Compare that to the story of Posh Spice, the 1938 Corona Sterling:
A. I spot the Corona Sterling at a junk store. She’s absolutely beautiful and in perfect working order.
B. I bring her home, dust her off and she is absolutely beautiful and in perfect working order.
See? Not much of a story there.
The Corona Sterling has never really fit into my rough crowd of merry junkers. She lays about the house, bored, flipping through Vogue magazine, acting like she’s above it all. She has the aura of a sulky teenager (and she’s no teenager, that’s for sure). I will probably trade her for a special broken typewriter – to a person who can appreciate her.
I will continue to hunt and acquire junkers. They provide me with solid entertainment for the money and grist for the story mill.
*I use the word “junker” in a nicest way possible to mean any typewriter that is dirty, beaten-up and/or in less-than-functional condition. This is usually the result of being over-loved, under-loved, or both.
11 thoughts on “The Shapes of Stories, or Why I Love Junker Typewriters”
There you have it – it’s the stories of the machines that’s half the fun of adopting old junk and making it sing again. Love that Vonnegut bit too! (:
It’s an awful lot of fun – I have some great typewriter stories to tell at backyard BBQs and Christmas parties. Many of my typewriter fix-up stories have happy endings thanks to the documents archive and photos at TWDB. Thank you.
Trust me, the fact that people like you use the documents so effectively is thanks enough 😀
Your entertainment entertains and educates. Love the graphs, and your enthusiasm for junkers is catching…
I know that you have a taste for “project” typewriters.
Very well put!
The Vonnegut video is delightful.
Check this out (you may want to scroll down to see the diagrams):
Wowie. Wikipedia described Mr. Keeler as “a prolific but little-known American author”. His plot lines read like early twentieth century fever-dreams. What an impressive collection of characters – rum-runners, milliners and female circus sharpshooters. Wowie.
If you want to delve into the bizarre universe of Keeler, check out the HSK Society at http://site.xavier.edu/polt/keeler. Yes, he is my other hobby.
Quite a hobby. The Random Keeler Plot Generator is addictive.
This post perfectly captures why I like to bring home machines that may need work. I can’t say every plotline has had an upward curve at the end (some electrics were beyond hope, as it turned out), but most do, and that’s enough.

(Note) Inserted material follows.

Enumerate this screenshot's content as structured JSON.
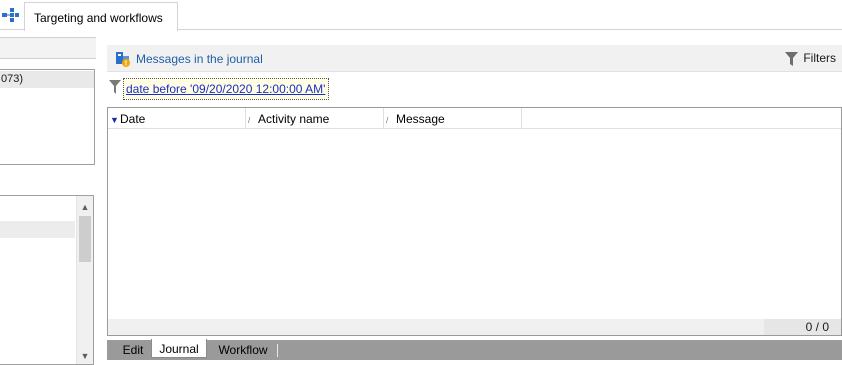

This and the other Fox articles were just what I needed to hear as I prepare to embark on raising that Smith 8 stencil machine from the dead.

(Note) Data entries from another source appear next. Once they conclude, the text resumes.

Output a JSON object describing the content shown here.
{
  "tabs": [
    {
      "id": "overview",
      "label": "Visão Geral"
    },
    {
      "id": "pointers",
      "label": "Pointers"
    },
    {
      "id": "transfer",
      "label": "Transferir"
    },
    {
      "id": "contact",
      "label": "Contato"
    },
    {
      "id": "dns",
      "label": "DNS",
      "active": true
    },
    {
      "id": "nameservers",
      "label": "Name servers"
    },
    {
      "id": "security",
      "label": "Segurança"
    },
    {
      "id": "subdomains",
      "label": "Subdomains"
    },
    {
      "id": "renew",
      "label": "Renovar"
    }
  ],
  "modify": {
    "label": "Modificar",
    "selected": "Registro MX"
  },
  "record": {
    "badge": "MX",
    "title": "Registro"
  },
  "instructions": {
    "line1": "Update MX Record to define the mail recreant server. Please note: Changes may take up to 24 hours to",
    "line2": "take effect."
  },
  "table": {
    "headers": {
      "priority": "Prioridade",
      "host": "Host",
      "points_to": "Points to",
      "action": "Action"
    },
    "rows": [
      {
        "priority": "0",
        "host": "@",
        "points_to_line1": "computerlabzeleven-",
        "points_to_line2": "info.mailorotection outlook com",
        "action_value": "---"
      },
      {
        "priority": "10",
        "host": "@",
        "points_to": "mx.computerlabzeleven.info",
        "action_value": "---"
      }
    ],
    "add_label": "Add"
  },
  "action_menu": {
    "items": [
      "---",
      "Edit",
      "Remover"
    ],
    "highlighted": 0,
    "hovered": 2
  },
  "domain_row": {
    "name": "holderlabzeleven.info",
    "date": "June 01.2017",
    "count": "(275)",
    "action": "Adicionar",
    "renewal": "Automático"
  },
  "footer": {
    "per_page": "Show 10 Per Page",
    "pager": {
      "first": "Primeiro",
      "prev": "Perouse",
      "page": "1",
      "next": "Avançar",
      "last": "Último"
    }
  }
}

I wish you great success with the LC Smith 8 stencil machine – and if not success, much entertainment. Report back if you get a chance.